As far as his grandchildren were concerned, there was nothing strange about Joe Gannon's occupation.

So why, they once asked, do other people seem to think it's so odd?

Because, his daughter, Patricia Faxvog, remembers explaining, "Most priests don't have children."

The Rev. Joseph T. Gannon was, in many ways, not like most Roman Catholic priests. He entered the seminary at age 56, a widower after 34 years of marriage and six kids. He was ordained by the pope, met Mother Teresa and traveled the world. For the second half of his life, he relished the role of Father, along with dad, grandpa and great-grandpa.

Gannon, of St. Paul, died at age 96 on July 19 after a long illness.

"You can't be sad for his life at all," said Faxvog, of Prior Lake. "He had a pretty extraordinary life."

His daughter says that she and her five brothers were surprised -- but not entirely shocked -- when their dad decided to enter the seminary.

Gannon, who was born in Farmington, once told a newspaper columnist that he was a "cradle Catholic" who had thought about becoming a priest as a young man. "But it was the Depression, and I couldn't go on to school," he said in a 1975 article in the Minneapolis Tribune. "And then, of course, I got interested in girls."

He met his wife, Arlene, in high school and went into the restaurant business, eventually opening a doughnut supply franchise in the Twin Cities.
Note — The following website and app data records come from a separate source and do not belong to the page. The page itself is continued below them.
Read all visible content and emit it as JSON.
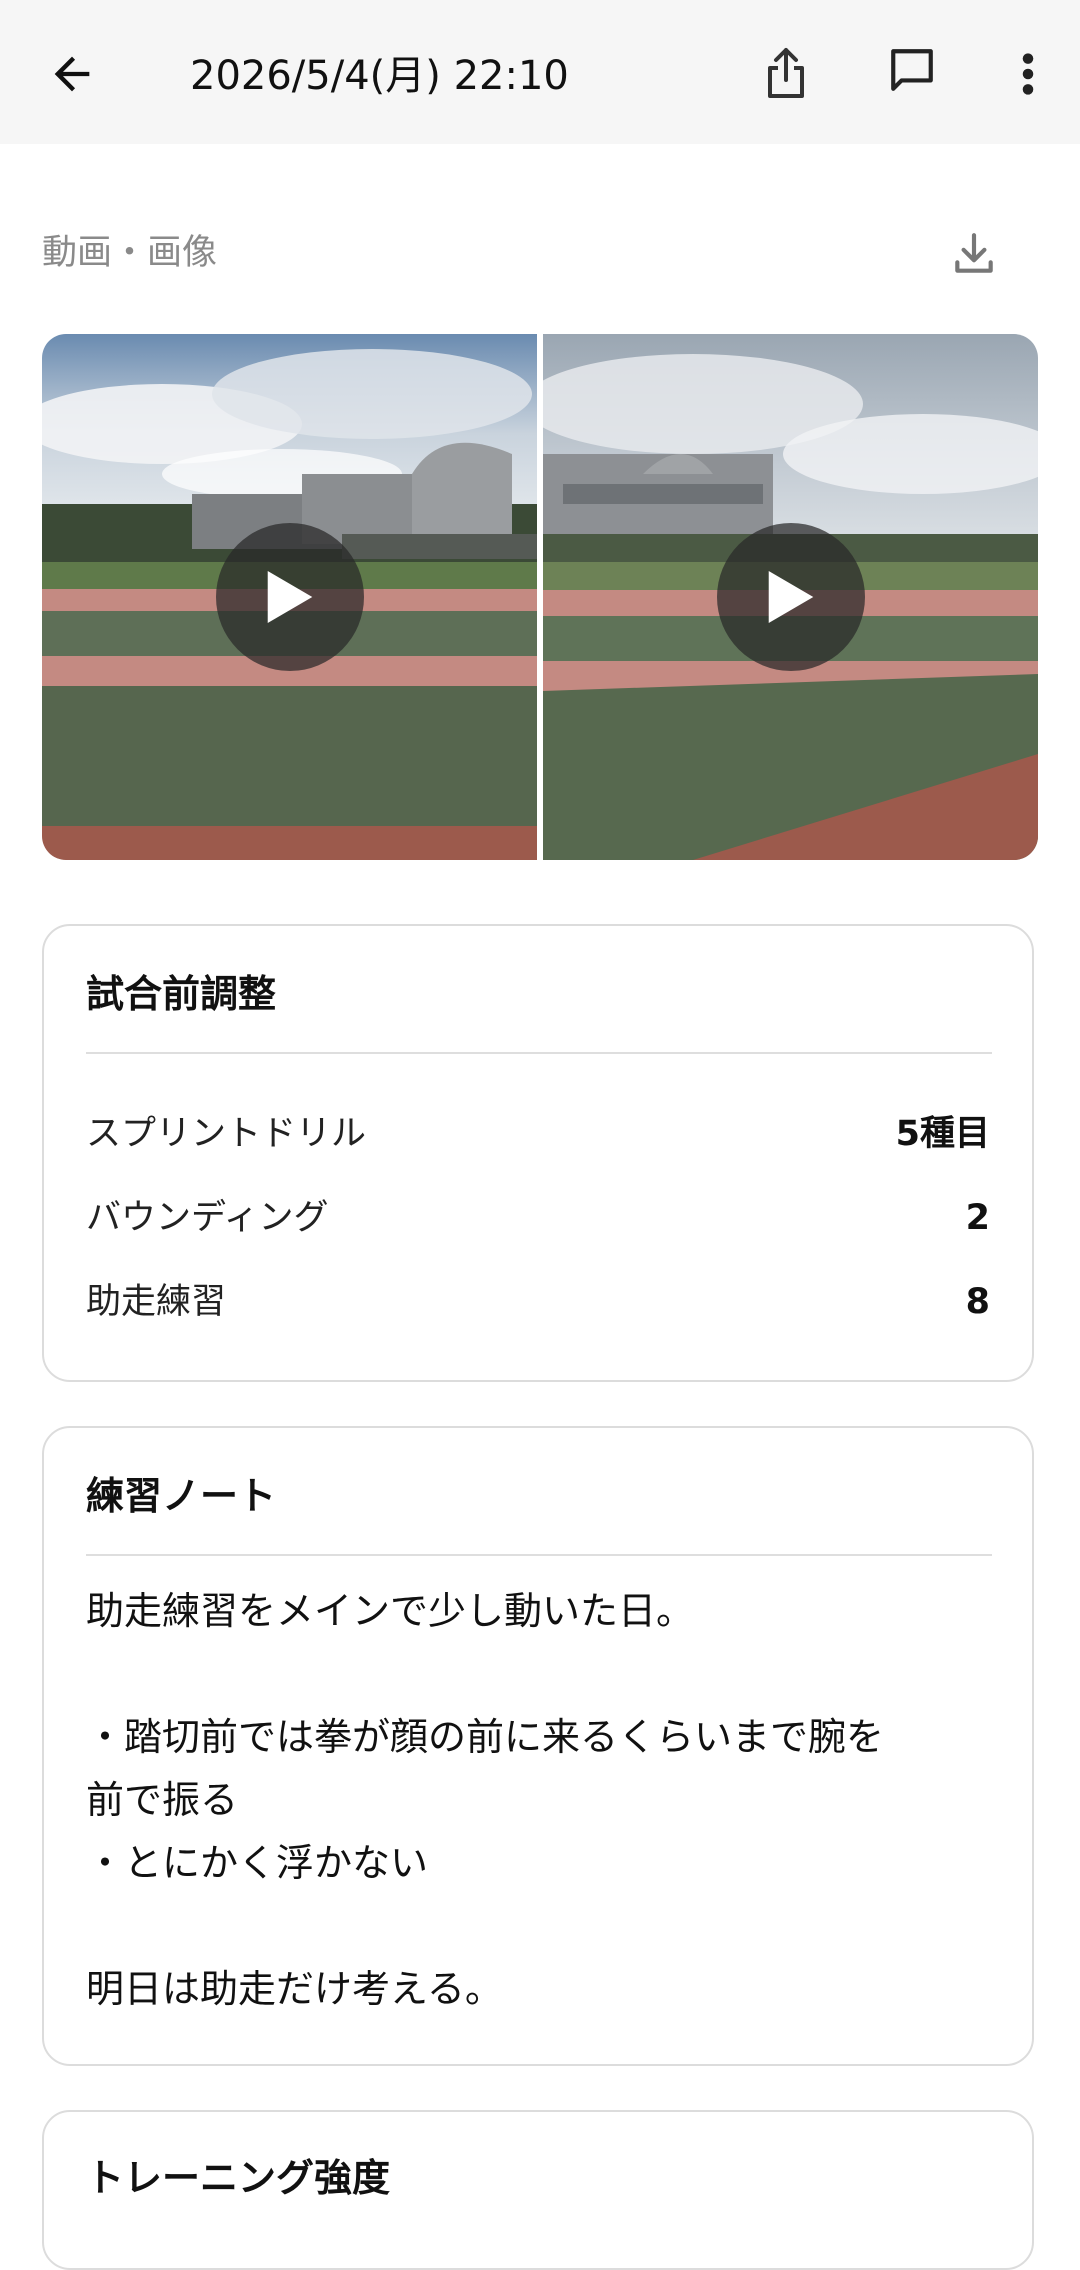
{
  "header": {
    "datetime": "2026/5/4(月) 22:10"
  },
  "media": {
    "label": "動画・画像"
  },
  "training_card": {
    "title": "試合前調整",
    "rows": [
      {
        "label": "スプリントドリル",
        "value": "5種目"
      },
      {
        "label": "バウンディング",
        "value": "2"
      },
      {
        "label": "助走練習",
        "value": "8"
      }
    ]
  },
  "note_card": {
    "title": "練習ノート",
    "lines": [
      "助走練習をメインで少し動いた日。",
      "",
      "・踏切前では拳が顔の前に来るくらいまで腕を",
      "前で振る",
      "・とにかく浮かない",
      "",
      "明日は助走だけ考える。"
    ]
  },
  "intensity_card": {
    "title": "トレーニング強度"
  }
}
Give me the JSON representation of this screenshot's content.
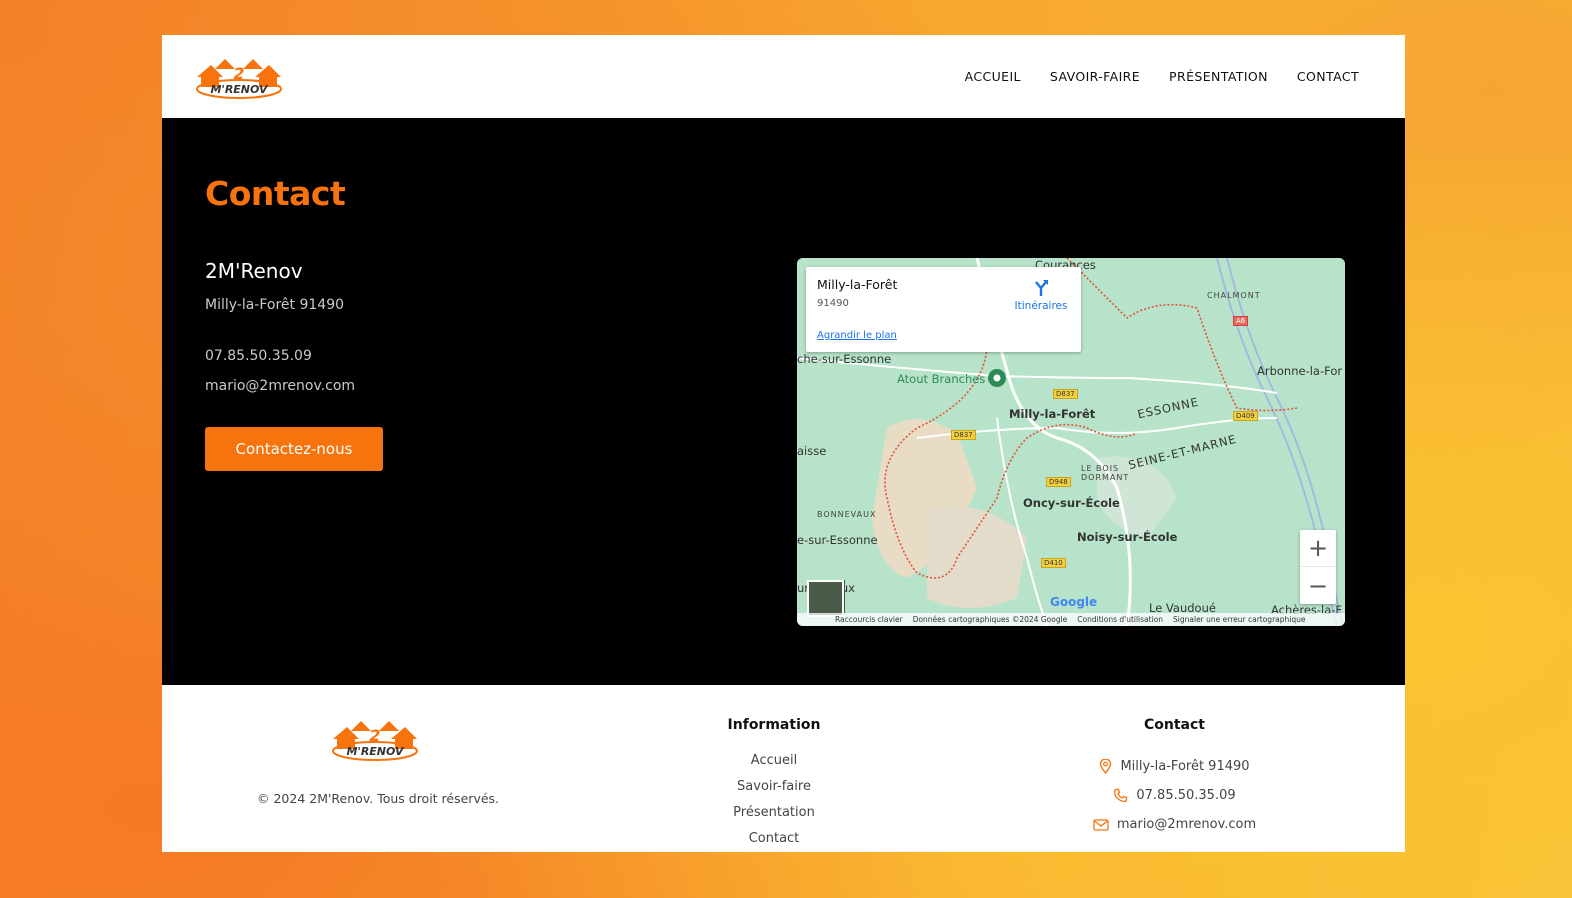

At one point, he and his wife were musing about what he would do if something happened to her. "Maybe the priesthood," he said, according to a 2001 article about late-blooming priests in the St. Thomas University magazine. His wife laughed it off. "Oh, you'll be married in 30 days," she told him.

After his wife died of cancer in 1970, Gannon asked his older sons to take over the doughnut business and went to Rome.

There, he became one of the oldest students at Beda College, a seminary for "delayed vocation" priests. "He was in the company of other men who had watched life go by and felt the call," said the Rev. Stanley J. Srnec, a friend and retired Twin Cities priest. "He became convinced that this was what God wanted for him."

In seminary, he bristled at some of the rules (a curfew at age 56?) and volunteered to drive Mother Teresa when she visited Rome on charity missions. He was 60 when he knelt before Pope Paul VI, one of 354 priests ordained that day in June 1975 at the Vatican. His mother-in-law was in the front row; his six kids in the second.

"It was a very strange feeling," Faxvog said. "We would just call him 'our father, the Father." Her then-husband jokingly asked if he should say, "Bless me, Father-in-law."

At one point, Gannon and several of his children appeared on the TV game show "Family Feud." Faxvog said they aced the audition. "We're a pretty outgoing family anyway," she said. "But a priest with six kids?" They lost, by a hair.

For nearly 10 years, Gannon served several Twin Cities parishes, including Immaculate Heart of Mary in St. Paul. He retired in 1985 and became a cruise-line chaplain, sailing the Caribbean and leading Catholic, Protestant and Jewish services, his daughter said.

Recently, he wrote his autobiography, which the family self-published with a cover photo of Gannon in his Roman collar surrounded by his children. The title: "Seven Times a Father, A family man's journey to the Catholic priesthood."

In addition to his daughter, he is survived by sons Tom, Dennis, John, Steve and Mark, 13 grandchildren and 15 great-grandchildren.

A funeral mass will be said at 10 a.m. Wednesday at St. Helena Catholic Church, 3201 E. 43rd St. in Minneapolis.

Maura Lerner • 612-673-7384